** Opening Exercise input block **

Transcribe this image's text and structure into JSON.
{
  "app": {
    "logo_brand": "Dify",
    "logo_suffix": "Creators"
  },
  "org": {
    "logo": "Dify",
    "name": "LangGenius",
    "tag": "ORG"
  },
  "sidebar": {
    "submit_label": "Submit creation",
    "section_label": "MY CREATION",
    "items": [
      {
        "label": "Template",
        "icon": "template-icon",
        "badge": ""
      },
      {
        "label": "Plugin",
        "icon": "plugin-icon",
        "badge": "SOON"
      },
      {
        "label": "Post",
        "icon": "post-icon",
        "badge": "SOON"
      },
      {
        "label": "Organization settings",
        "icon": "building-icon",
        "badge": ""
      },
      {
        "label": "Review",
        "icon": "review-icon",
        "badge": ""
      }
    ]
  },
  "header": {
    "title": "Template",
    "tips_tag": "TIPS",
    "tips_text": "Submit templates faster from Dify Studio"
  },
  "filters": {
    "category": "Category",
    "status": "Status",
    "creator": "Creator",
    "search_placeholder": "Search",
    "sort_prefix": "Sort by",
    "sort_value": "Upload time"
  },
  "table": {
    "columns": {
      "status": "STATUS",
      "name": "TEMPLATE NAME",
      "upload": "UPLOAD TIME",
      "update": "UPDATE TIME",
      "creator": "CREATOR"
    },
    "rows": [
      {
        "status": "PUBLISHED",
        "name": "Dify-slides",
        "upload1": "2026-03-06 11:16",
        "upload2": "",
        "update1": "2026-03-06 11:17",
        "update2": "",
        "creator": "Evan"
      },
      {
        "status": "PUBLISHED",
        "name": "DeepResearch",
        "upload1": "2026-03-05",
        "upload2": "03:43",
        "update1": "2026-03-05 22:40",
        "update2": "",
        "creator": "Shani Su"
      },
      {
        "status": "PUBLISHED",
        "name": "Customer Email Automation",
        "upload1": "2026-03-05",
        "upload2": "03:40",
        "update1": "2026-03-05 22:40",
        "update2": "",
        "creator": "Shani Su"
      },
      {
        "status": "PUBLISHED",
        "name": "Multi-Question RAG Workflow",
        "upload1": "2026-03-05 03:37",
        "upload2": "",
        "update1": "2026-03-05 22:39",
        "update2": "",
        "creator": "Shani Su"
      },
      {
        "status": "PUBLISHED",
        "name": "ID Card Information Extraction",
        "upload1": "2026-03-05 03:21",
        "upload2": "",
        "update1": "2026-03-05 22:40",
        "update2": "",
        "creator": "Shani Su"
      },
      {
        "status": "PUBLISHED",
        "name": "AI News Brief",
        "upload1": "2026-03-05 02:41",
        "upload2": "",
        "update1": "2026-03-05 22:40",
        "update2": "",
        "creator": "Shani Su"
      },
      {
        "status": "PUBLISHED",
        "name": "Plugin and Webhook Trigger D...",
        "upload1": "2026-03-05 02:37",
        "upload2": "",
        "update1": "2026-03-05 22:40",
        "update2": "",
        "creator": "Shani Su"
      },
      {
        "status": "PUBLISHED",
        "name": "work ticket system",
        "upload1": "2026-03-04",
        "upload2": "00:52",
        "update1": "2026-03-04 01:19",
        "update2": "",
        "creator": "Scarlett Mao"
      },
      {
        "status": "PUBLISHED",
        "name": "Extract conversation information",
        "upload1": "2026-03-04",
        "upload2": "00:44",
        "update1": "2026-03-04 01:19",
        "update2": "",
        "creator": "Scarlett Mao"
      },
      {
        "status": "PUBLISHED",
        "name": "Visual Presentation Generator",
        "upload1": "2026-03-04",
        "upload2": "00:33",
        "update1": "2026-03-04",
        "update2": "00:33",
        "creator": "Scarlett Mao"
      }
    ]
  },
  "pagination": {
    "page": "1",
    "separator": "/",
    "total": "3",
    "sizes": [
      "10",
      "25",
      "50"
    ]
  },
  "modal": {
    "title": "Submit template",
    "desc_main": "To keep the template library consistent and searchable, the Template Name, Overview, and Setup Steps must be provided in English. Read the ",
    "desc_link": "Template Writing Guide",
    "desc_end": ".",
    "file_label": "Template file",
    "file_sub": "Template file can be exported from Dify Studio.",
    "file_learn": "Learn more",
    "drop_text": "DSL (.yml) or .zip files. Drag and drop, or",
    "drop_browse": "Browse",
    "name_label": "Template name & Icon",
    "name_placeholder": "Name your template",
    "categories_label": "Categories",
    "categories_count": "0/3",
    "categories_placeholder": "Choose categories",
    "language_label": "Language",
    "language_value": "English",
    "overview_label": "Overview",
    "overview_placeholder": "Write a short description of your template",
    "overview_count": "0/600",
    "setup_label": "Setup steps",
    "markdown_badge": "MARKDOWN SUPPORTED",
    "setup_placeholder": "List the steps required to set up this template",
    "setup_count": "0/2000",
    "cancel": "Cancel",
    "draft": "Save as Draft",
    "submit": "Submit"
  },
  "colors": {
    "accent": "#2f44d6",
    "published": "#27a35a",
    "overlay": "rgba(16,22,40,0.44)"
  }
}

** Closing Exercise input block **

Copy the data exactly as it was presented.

[Task solution]
Transcribe this image's text and structure into JSON.
{
  "app": {
    "logo_brand": "Dify",
    "logo_suffix": "Creators"
  },
  "org": {
    "logo": "Dify",
    "name": "LangGenius",
    "tag": "ORG"
  },
  "sidebar": {
    "submit_label": "Submit creation",
    "section_label": "MY CREATION",
    "items": [
      {
        "label": "Template",
        "icon": "template-icon",
        "badge": ""
      },
      {
        "label": "Plugin",
        "icon": "plugin-icon",
        "badge": "SOON"
      },
      {
        "label": "Post",
        "icon": "post-icon",
        "badge": "SOON"
      },
      {
        "label": "Organization settings",
        "icon": "building-icon",
        "badge": ""
      },
      {
        "label": "Review",
        "icon": "review-icon",
        "badge": ""
      }
    ]
  },
  "header": {
    "title": "Template",
    "tips_tag": "TIPS",
    "tips_text": "Submit templates faster from Dify Studio"
  },
  "filters": {
    "category": "Category",
    "status": "Status",
    "creator": "Creator",
    "search_placeholder": "Search",
    "sort_prefix": "Sort by",
    "sort_value": "Upload time"
  },
  "table": {
    "columns": {
      "status": "STATUS",
      "name": "TEMPLATE NAME",
      "upload": "UPLOAD TIME",
      "update": "UPDATE TIME",
      "creator": "CREATOR"
    },
    "rows": [
      {
        "status": "PUBLISHED",
        "name": "Dify-slides",
        "upload1": "2026-03-06 11:16",
        "upload2": "",
        "update1": "2026-03-06 11:17",
        "update2": "",
        "creator": "Evan"
      },
      {
        "status": "PUBLISHED",
        "name": "DeepResearch",
        "upload1": "2026-03-05",
        "upload2": "03:43",
        "update1": "2026-03-05 22:40",
        "update2": "",
        "creator": "Shani Su"
      },
      {
        "status": "PUBLISHED",
        "name": "Customer Email Automation",
        "upload1": "2026-03-05",
        "upload2": "03:40",
        "update1": "2026-03-05 22:40",
        "update2": "",
        "creator": "Shani Su"
      },
      {
        "status": "PUBLISHED",
        "name": "Multi-Question RAG Workflow",
        "upload1": "2026-03-05 03:37",
        "upload2": "",
        "update1": "2026-03-05 22:39",
        "update2": "",
        "creator": "Shani Su"
      },
      {
        "status": "PUBLISHED",
        "name": "ID Card Information Extraction",
        "upload1": "2026-03-05 03:21",
        "upload2": "",
        "update1": "2026-03-05 22:40",
        "update2": "",
        "creator": "Shani Su"
      },
      {
        "status": "PUBLISHED",
        "name": "AI News Brief",
        "upload1": "2026-03-05 02:41",
        "upload2": "",
        "update1": "2026-03-05 22:40",
        "update2": "",
        "creator": "Shani Su"
      },
      {
        "status": "PUBLISHED",
        "name": "Plugin and Webhook Trigger D...",
        "upload1": "2026-03-05 02:37",
        "upload2": "",
        "update1": "2026-03-05 22:40",
        "update2": "",
        "creator": "Shani Su"
      },
      {
        "status": "PUBLISHED",
        "name": "work ticket system",
        "upload1": "2026-03-04",
        "upload2": "00:52",
        "update1": "2026-03-04 01:19",
        "update2": "",
        "creator": "Scarlett Mao"
      },
      {
        "status": "PUBLISHED",
        "name": "Extract conversation information",
        "upload1": "2026-03-04",
        "upload2": "00:44",
        "update1": "2026-03-04 01:19",
        "update2": "",
        "creator": "Scarlett Mao"
      },
      {
        "status": "PUBLISHED",
        "name": "Visual Presentation Generator",
        "upload1": "2026-03-04",
        "upload2": "00:33",
        "update1": "2026-03-04",
        "update2": "00:33",
        "creator": "Scarlett Mao"
      }
    ]
  },
  "pagination": {
    "page": "1",
    "separator": "/",
    "total": "3",
    "sizes": [
      "10",
      "25",
      "50"
    ]
  },
  "modal": {
    "title": "Submit template",
    "desc_main": "To keep the template library consistent and searchable, the Template Name, Overview, and Setup Steps must be provided in English. Read the ",
    "desc_link": "Template Writing Guide",
    "desc_end": ".",
    "file_label": "Template file",
    "file_sub": "Template file can be exported from Dify Studio.",
    "file_learn": "Learn more",
    "drop_text": "DSL (.yml) or .zip files. Drag and drop, or",
    "drop_browse": "Browse",
    "name_label": "Template name & Icon",
    "name_placeholder": "Name your template",
    "categories_label": "Categories",
    "categories_count": "0/3",
    "categories_placeholder": "Choose categories",
    "language_label": "Language",
    "language_value": "English",
    "overview_label": "Overview",
    "overview_placeholder": "Write a short description of your template",
    "overview_count": "0/600",
    "setup_label": "Setup steps",
    "markdown_badge": "MARKDOWN SUPPORTED",
    "setup_placeholder": "List the steps required to set up this template",
    "setup_count": "0/2000",
    "cancel": "Cancel",
    "draft": "Save as Draft",
    "submit": "Submit"
  },
  "colors": {
    "accent": "#2f44d6",
    "published": "#27a35a",
    "overlay": "rgba(16,22,40,0.44)"
  }
}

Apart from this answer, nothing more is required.